Open banking blows apart the insular nature of many banks and will transform the banking landscape. This will take a decade or so, but the seeds of change are being sown now.
The Power Of Open Lies In Ecosystems
Ecosystem-based business models will become mission critical as open banking and regulator driven innovation builds collaboration into the value chain. Banks will deliver customer outcomes with partners, exploring new models based around marketplaces and open service provision.
Put Customer Outcomes At The Heart Of Open Banking
Open banking promotes innovation, transparency, and greater choice for customers, and it places customers at the centre of the value chain. Flexibility to respond to new customer expectations or competitor developments is paramount.
Deloitte sees this leading to new market structures and players …
… and believe this creates some fundamental questions for the bank that need answers:
- What will be the role of our bank in the unbundled, open banking landscape?
- What will drive customers to maintain their relationship with us vs traditional and new competitors?
- What capabilities will we own to generate differentiation from traditional and new competitors?
- How will we evolve our technical architecture to support our changing role?

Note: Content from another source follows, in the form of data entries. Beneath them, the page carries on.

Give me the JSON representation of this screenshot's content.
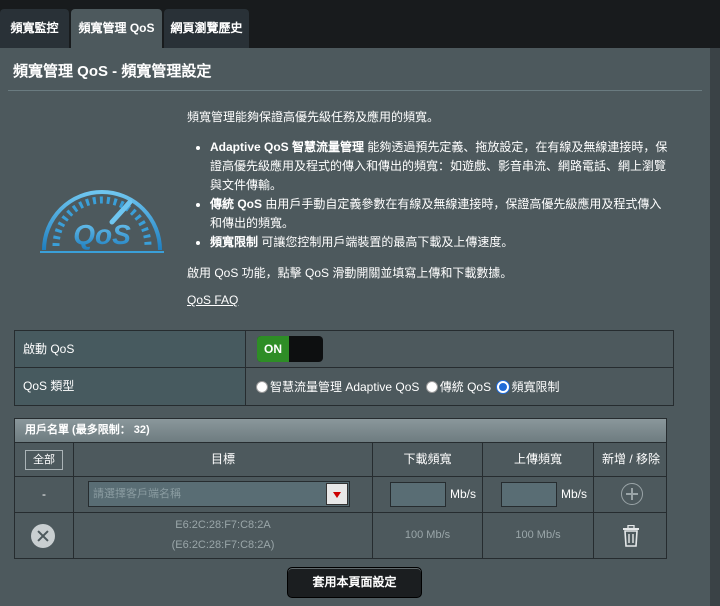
{
  "tabs": [
    {
      "label": "頻寬監控"
    },
    {
      "label": "頻寬管理 QoS"
    },
    {
      "label": "網頁瀏覽歷史"
    }
  ],
  "page": {
    "title": "頻寬管理 QoS - 頻寬管理設定",
    "logo_text": "QoS",
    "intro": "頻寬管理能夠保證高優先級任務及應用的頻寬。",
    "bullets": [
      {
        "bold": "Adaptive QoS 智慧流量管理",
        "text": " 能夠透過預先定義、拖放設定，在有線及無線連接時，保證高優先級應用及程式的傳入和傳出的頻寬：如遊戲、影音串流、網路電話、網上瀏覽與文件傳輸。"
      },
      {
        "bold": "傳統 QoS",
        "text": " 由用戶手動自定義參數在有線及無線連接時，保證高優先級應用及程式傳入和傳出的頻寬。"
      },
      {
        "bold": "頻寬限制",
        "text": " 可讓您控制用戶端裝置的最高下載及上傳速度。"
      }
    ],
    "enable_text": "啟用 QoS 功能，點擊 QoS 滑動開關並填寫上傳和下載數據。",
    "faq_link": "QoS FAQ"
  },
  "settings": {
    "enable_label": "啟動 QoS",
    "toggle_on": "ON",
    "type_label": "QoS 類型",
    "type_options": [
      {
        "label": "智慧流量管理 Adaptive QoS",
        "checked": false
      },
      {
        "label": "傳統 QoS",
        "checked": false
      },
      {
        "label": "頻寬限制",
        "checked": true
      }
    ]
  },
  "client_list": {
    "header": "用戶名單 (最多限制： 32)",
    "all_button": "全部",
    "columns": [
      "目標",
      "下載頻寬",
      "上傳頻寬",
      "新增 / 移除"
    ],
    "input_row": {
      "dash": "-",
      "select_placeholder": "請選擇客戶端名稱",
      "download_value": "",
      "upload_value": "",
      "unit": "Mb/s"
    },
    "rows": [
      {
        "mac": "E6:2C:28:F7:C8:2A",
        "mac_sub": "(E6:2C:28:F7:C8:2A)",
        "download": "100 Mb/s",
        "upload": "100 Mb/s"
      }
    ]
  },
  "apply_button": "套用本頁面設定",
  "colors": {
    "accent_blue": "#3a9fd8",
    "toggle_green": "#2e8d26",
    "radio_blue": "#1e6ad8"
  }
}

These are core questions for the bank, but the key isn’t to see open banking as a threat, but an opportunity. As this report from Innovate Finance and Pinsent Masons points out:

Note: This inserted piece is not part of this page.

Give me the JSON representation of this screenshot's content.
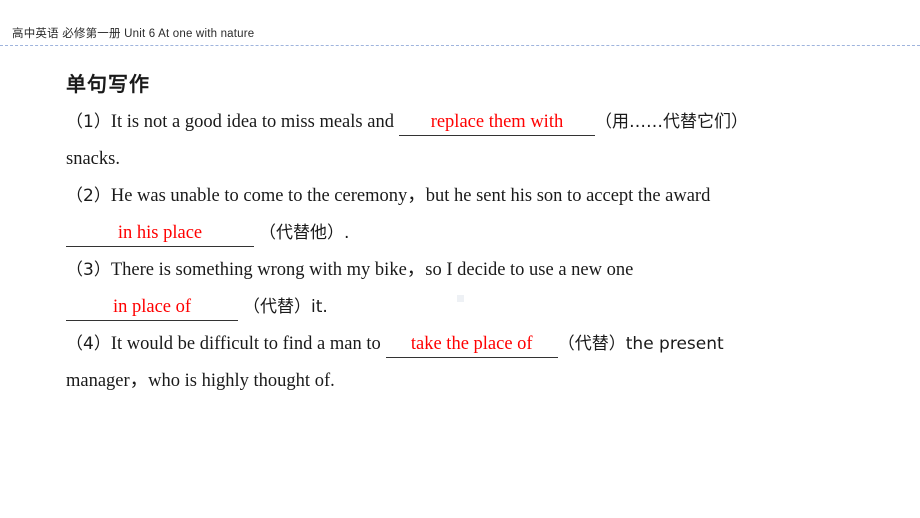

The new world under PSD2 and Open Banking offers a myriad of opportunities. For banks, there are opportunities for those that embrace Open Banking to expand on the range of services they offer in the payments space. Banks start from a position of strength, with the largest share of the market and existing customer relationships. In addition, banks benefit from greater trust among consumers on issues such as data security and business viability, having had the opportunity to gain their confidence in safeguarding their money over significant periods of time. For innovators, whether fintech business, large technology company or other disruptive force, there is a chance to get a better foothold in various existing, new and previously unaccessible banking markets. Using new rights of access to bank account and transaction data and combining this with the opportunity to collaborate with the existing financial services players and other new entrants to the market (including retailers, utility providers and technology companies) could provide important insights on consumers’ and business customers’ financial lives, giving them the power to make informed financial decisions.
So it’s surprising, with all of these things bubbling away for the last couple of years, that banks aren’t ready for open banking according to PwC. In the first half of 2017, PwC surveyed senior representatives of 39 leading banks in 17 countries (Italy, Denmark, UK, France, Slovakia, Czech Republic, Finland, Luxembourg, Poland, Ireland, Switzerland, Spain, Portugal, Germany, Netherlands, Austria and Norway). The findings are startling, with only 9% of these banks in implementation phase for PSD2 Open APIs, and 38% were still just thinking about it.
READ NEXT: A primer on open banking
– This article is reproduced with kind permission. Some minor changes have been made to reflect BankNXT style considerations. Read more here. Image by PureSolution, Shutterstock.com